At first we had BIOS issues, most of those are gone now, but this can be said only for top of the line motherboards, everything else still sucks to some degree.
There is probably not a single board that does not feel like cheap crap, for example: CPU PWM run hot as hell even on 200+ EUR boards, when overclocking having a fan blowing fresh air onto them is a necessity.
I bought a Gigabyte Aorus X370 K7 because I felt that was the best option, I still need a fan on the CPU PWM but BIOS support is great with beta being posted by Gigabyte on their own forum.
All in all I think I can say I like the board
Asus Crosshair and a couple of Asrock boards are probably the only ones with decent PWM (or decent heatsink) but they still miss an even more important feature: dual BIOS.
That wouldn’t be a critical features if it wasn’t that AM4 motherboards like to kill themselves for some still unknown reason.
Linux support is decent, although we are still waiting for AMD to publicly release the paper containing information on how to probe CPU temperature sensors.

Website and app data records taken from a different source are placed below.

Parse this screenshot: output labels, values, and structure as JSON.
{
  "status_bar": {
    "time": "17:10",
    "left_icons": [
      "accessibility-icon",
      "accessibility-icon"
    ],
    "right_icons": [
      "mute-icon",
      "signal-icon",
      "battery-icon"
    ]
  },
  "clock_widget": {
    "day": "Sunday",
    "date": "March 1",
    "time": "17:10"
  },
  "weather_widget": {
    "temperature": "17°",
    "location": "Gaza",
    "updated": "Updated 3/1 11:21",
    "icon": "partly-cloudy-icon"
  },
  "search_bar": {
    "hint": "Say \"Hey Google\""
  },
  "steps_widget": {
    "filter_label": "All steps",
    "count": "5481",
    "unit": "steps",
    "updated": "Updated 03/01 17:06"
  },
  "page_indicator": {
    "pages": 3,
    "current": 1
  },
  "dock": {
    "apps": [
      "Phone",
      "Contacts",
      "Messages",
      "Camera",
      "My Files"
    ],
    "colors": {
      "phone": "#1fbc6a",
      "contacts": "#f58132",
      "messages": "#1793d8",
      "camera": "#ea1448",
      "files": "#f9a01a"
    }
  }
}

Another thing that currently does not work on the X370 K7 is the front panel audio, but I personally don’t care much since I don’t really use it.
Everything else works fine provided that a newish kernel is used (>= 4.11).

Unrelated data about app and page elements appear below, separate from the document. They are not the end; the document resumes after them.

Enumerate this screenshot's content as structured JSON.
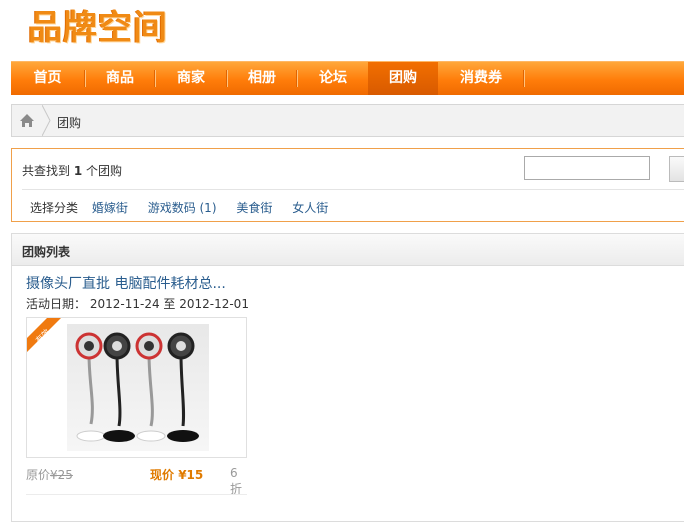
{
  "logo_text": "品牌空间",
  "nav": {
    "items": [
      "首页",
      "商品",
      "商家",
      "相册",
      "论坛",
      "团购",
      "消费券"
    ],
    "active_index": 5
  },
  "breadcrumb": {
    "label": "团购"
  },
  "search_summary": {
    "prefix": "共查找到",
    "count": "1",
    "suffix": "个团购"
  },
  "search": {
    "value": "",
    "placeholder": ""
  },
  "categories": {
    "label": "选择分类",
    "items": [
      "婚嫁街",
      "游戏数码 (1)",
      "美食街",
      "女人街"
    ]
  },
  "list": {
    "title": "团购列表",
    "items": [
      {
        "title": "摄像头厂直批 电脑配件耗材总...",
        "date_label": "活动日期：",
        "date_value": "2012-11-24 至 2012-12-01",
        "ribbon": "有效",
        "orig_label": "原价",
        "orig_price": "¥25",
        "now_label": "现价",
        "now_price": "¥15",
        "discount": "6折"
      }
    ]
  },
  "colors": {
    "accent": "#ff7d0a",
    "link": "#2a5d8e",
    "price": "#e07b00"
  }
}
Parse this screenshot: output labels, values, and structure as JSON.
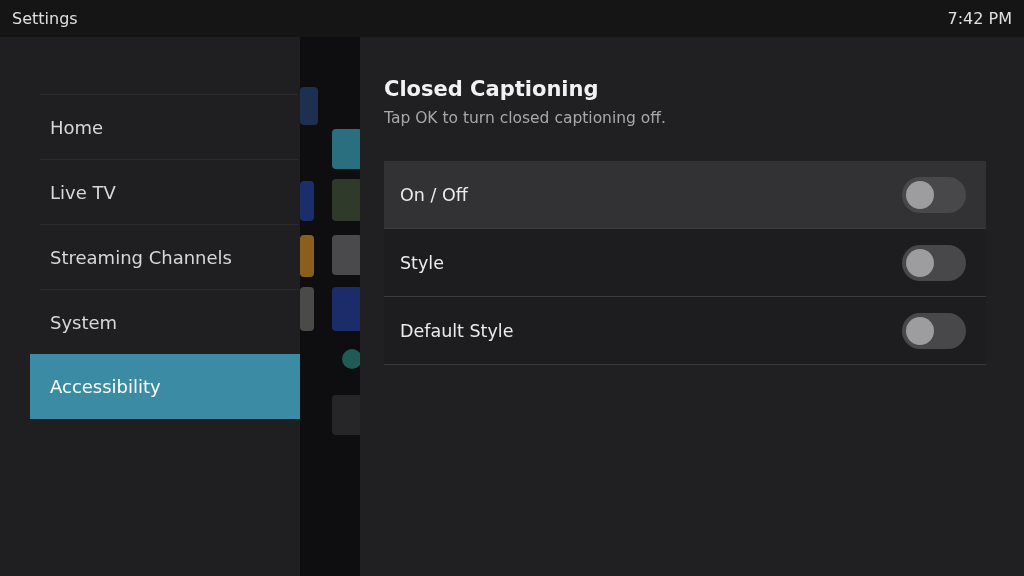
{
  "top_bar": {
    "title": "Settings",
    "time": "7:42 PM"
  },
  "sidebar": {
    "items": [
      {
        "label": "Home",
        "selected": false
      },
      {
        "label": "Live TV",
        "selected": false
      },
      {
        "label": "Streaming Channels",
        "selected": false
      },
      {
        "label": "System",
        "selected": false
      },
      {
        "label": "Accessibility",
        "selected": true
      }
    ]
  },
  "panel": {
    "title": "Closed Captioning",
    "subtitle": "Tap OK to turn closed captioning off.",
    "rows": [
      {
        "label": "On / Off",
        "on": false,
        "selected": true
      },
      {
        "label": "Style",
        "on": false,
        "selected": false
      },
      {
        "label": "Default Style",
        "on": false,
        "selected": false
      }
    ]
  }
}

Some people report having issues when compiling software, I never had any problem tho; more info can be found here: Gentoo Linux forum

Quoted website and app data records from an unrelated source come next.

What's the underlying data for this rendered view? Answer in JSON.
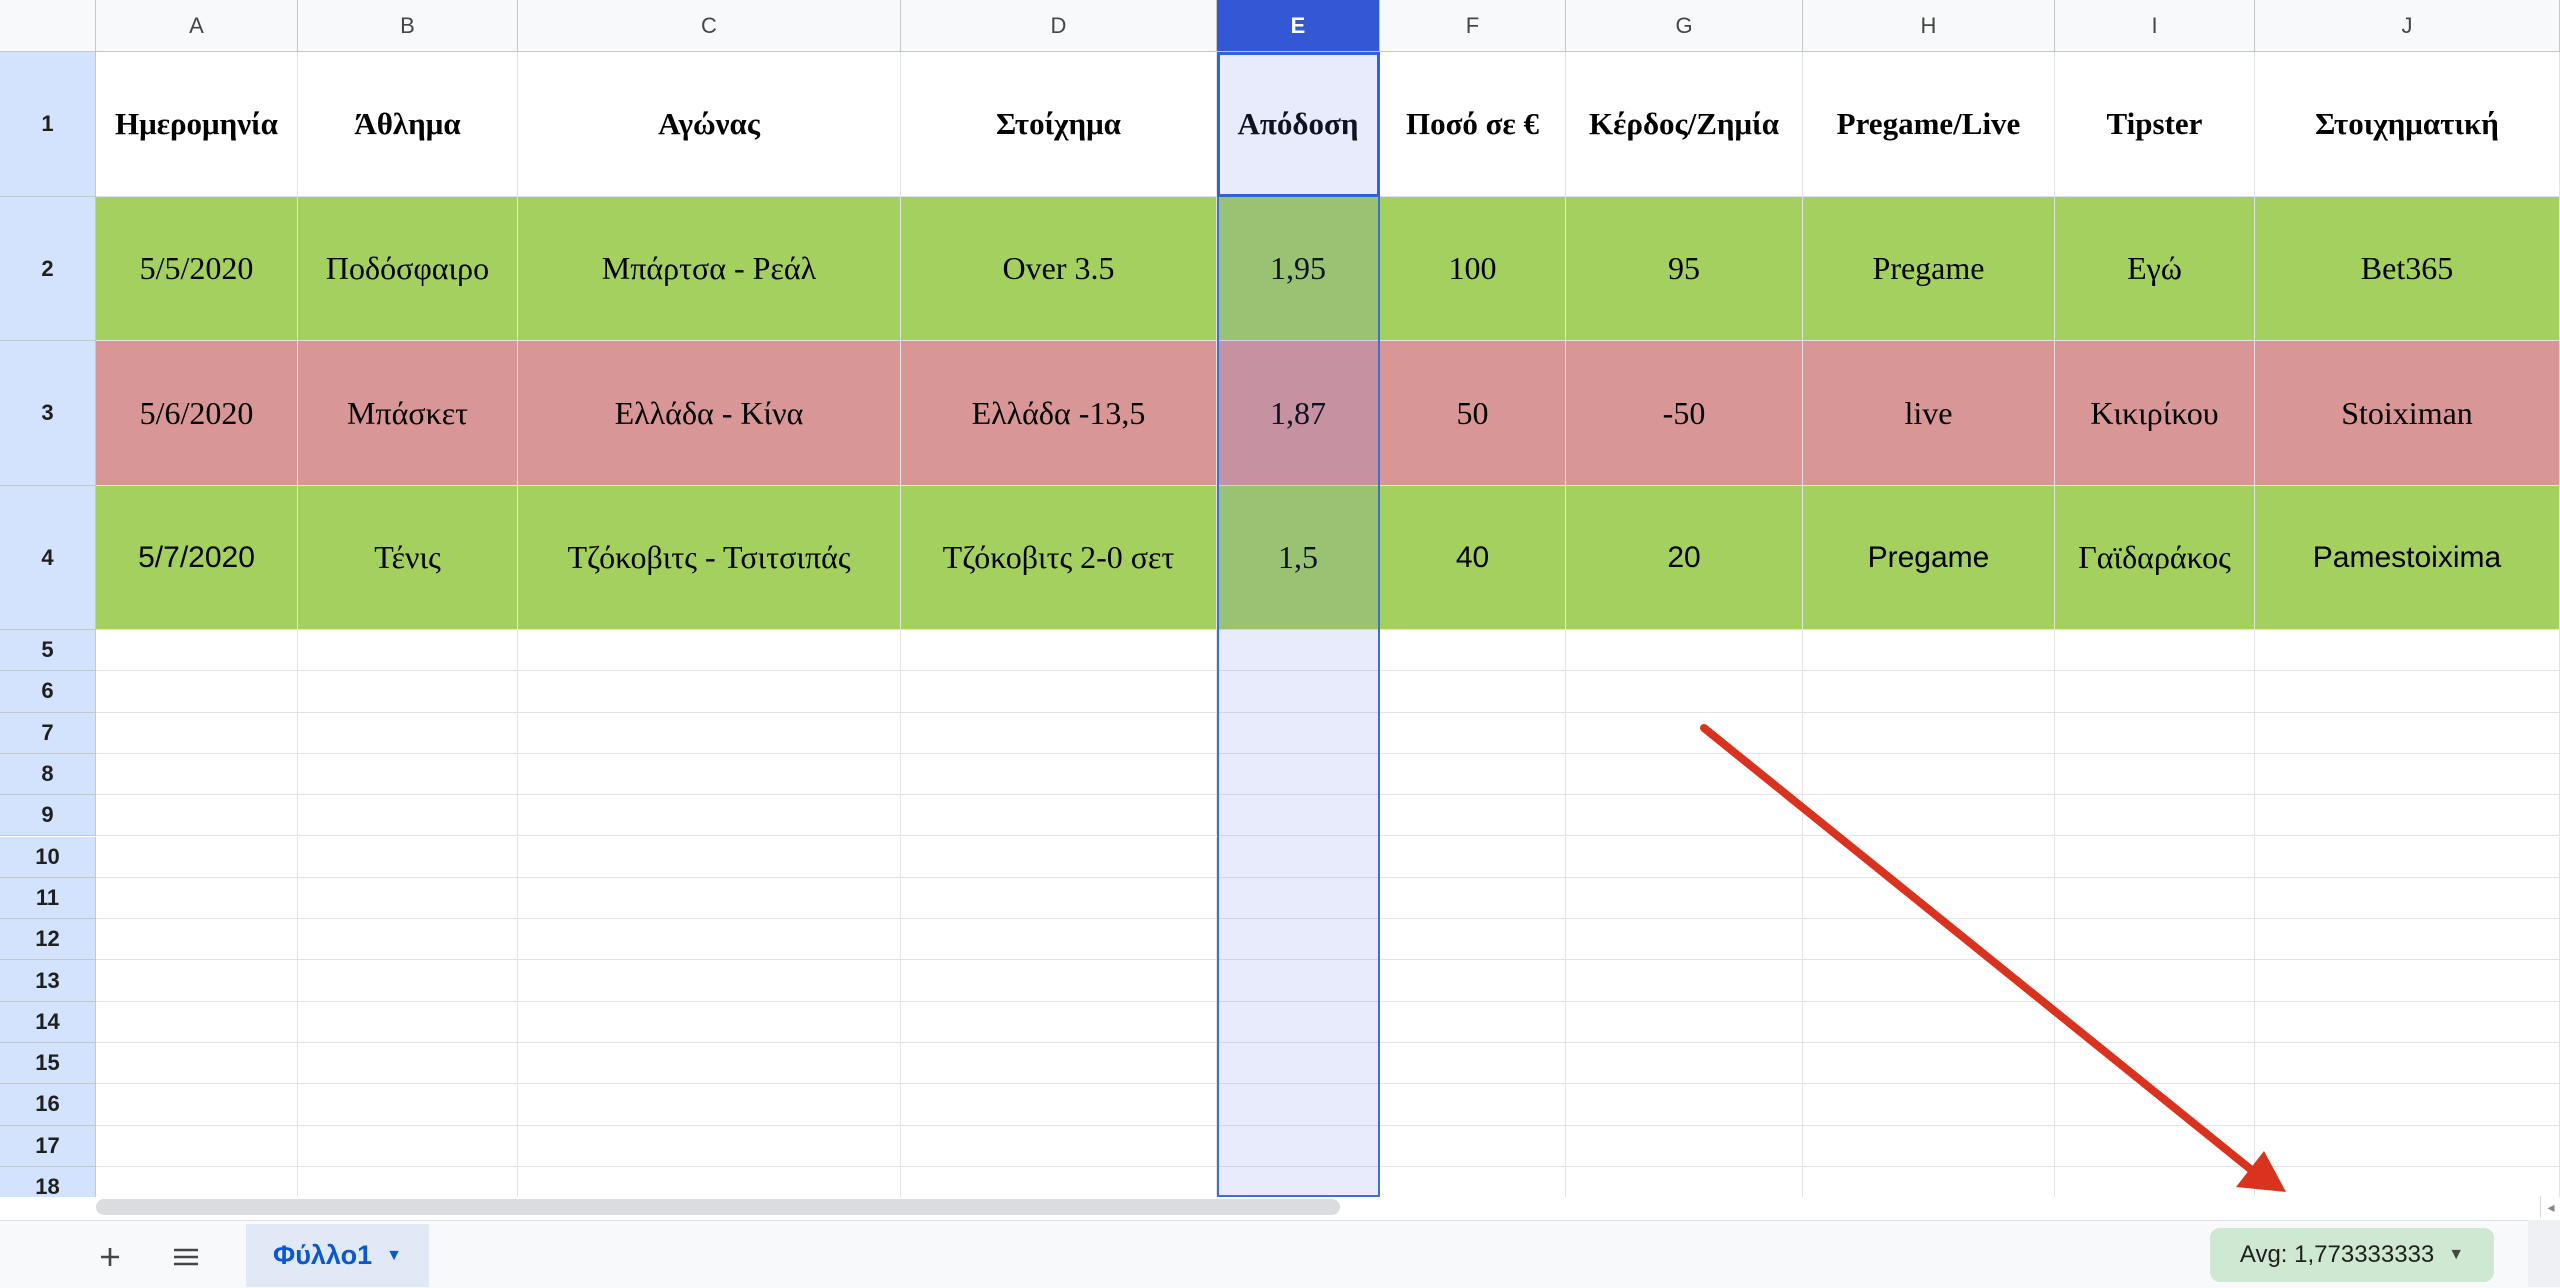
{
  "spreadsheet": {
    "columns": [
      {
        "letter": "A",
        "selected": false
      },
      {
        "letter": "B",
        "selected": false
      },
      {
        "letter": "C",
        "selected": false
      },
      {
        "letter": "D",
        "selected": false
      },
      {
        "letter": "E",
        "selected": true
      },
      {
        "letter": "F",
        "selected": false
      },
      {
        "letter": "G",
        "selected": false
      },
      {
        "letter": "H",
        "selected": false
      },
      {
        "letter": "I",
        "selected": false
      },
      {
        "letter": "J",
        "selected": false
      }
    ],
    "row_numbers": [
      "1",
      "2",
      "3",
      "4",
      "5",
      "6",
      "7",
      "8",
      "9",
      "10",
      "11",
      "12",
      "13",
      "14",
      "15",
      "16",
      "17",
      "18"
    ],
    "header_row": [
      "Ημερομηνία",
      "Άθλημα",
      "Αγώνας",
      "Στοίχημα",
      "Απόδοση",
      "Ποσό σε €",
      "Κέρδος/Ζημία",
      "Pregame/Live",
      "Tipster",
      "Στοιχηματική"
    ],
    "data_rows": [
      {
        "result": "win",
        "fill": "#a3d05f",
        "cells": [
          "5/5/2020",
          "Ποδόσφαιρο",
          "Μπάρτσα - Ρεάλ",
          "Over 3.5",
          "1,95",
          "100",
          "95",
          "Pregame",
          "Εγώ",
          "Bet365"
        ]
      },
      {
        "result": "loss",
        "fill": "#d89696",
        "cells": [
          "5/6/2020",
          "Μπάσκετ",
          "Ελλάδα - Κίνα",
          "Ελλάδα -13,5",
          "1,87",
          "50",
          "-50",
          "live",
          "Κικιρίκου",
          "Stoiximan"
        ]
      },
      {
        "result": "win",
        "fill": "#a3d05f",
        "cells": [
          "5/7/2020",
          "Τένις",
          "Τζόκοβιτς - Τσιτσιπάς",
          "Τζόκοβιτς 2-0 σετ",
          "1,5",
          "40",
          "20",
          "Pregame",
          "Γαϊδαράκος",
          "Pamestoixima"
        ]
      }
    ]
  },
  "footer": {
    "add_sheet_icon": "plus-icon",
    "all_sheets_icon": "menu-icon",
    "sheet_tab_label": "Φύλλο1",
    "summary_label": "Avg: 1,773333333",
    "caret_icon": "caret-down-icon"
  },
  "annotation": {
    "type": "arrow",
    "color": "#d9321f"
  },
  "colors": {
    "selection": "#3457d5",
    "win_fill": "#a3d05f",
    "loss_fill": "#d89696",
    "summary_bg": "#cfe8d1"
  }
}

Linux, temperatures and voltage readings
The de facto standard for temperature and voltages monitoring software on Linux is lm_sensors, while we are still missing the needed information to code a kernel module to probe directly cores temperature, it87 modules added support for many AM4 motherboard’s IO chip; this can be used as a temporary workaround to check what I assume is the CPU package temperature.
As of today it87 module included in Fedora 25 is not up to date, the only solution is to compile from source.
$ dnf install kernel-devel lm_sensors $ git clone https://github.com/groeck/it87.git $ cd it87 $ make && make install $ sensors-detect
Edit /etc/sysconfig/lm_sensors to make it load it87 modules at boot:
cat /etc/sysconfig/lm_sensors --- HWMON_MODULES="adt7475 it87"
I/O chip ID also needs to be forced, in my case the correct one is
cat /etc/modprobe.d/it87.conf --- options it87 force_id=0x8628
Reboot or manually load it87 module via modprobe command.
Putting it all together
Since Linux is still missing a decent hardware monitoring software I hacked around a small Python script, it essentially gathers numerous system information and presents them to the user in a simple command line interface.
I figure this tool deserves its own page: ryzen-info